PROVIDED MATERIAL:
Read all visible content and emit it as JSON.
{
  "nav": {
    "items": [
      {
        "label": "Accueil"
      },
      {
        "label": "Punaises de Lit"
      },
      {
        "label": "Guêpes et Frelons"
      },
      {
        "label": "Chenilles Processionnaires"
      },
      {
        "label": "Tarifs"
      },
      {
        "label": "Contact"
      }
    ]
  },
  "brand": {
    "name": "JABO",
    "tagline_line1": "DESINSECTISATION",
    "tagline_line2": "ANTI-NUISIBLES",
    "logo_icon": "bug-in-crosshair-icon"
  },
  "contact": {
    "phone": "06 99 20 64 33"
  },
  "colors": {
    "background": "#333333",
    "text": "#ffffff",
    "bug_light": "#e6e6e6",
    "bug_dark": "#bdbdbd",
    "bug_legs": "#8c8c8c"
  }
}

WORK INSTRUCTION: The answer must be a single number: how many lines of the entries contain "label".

EXPECTED ANSWER: 6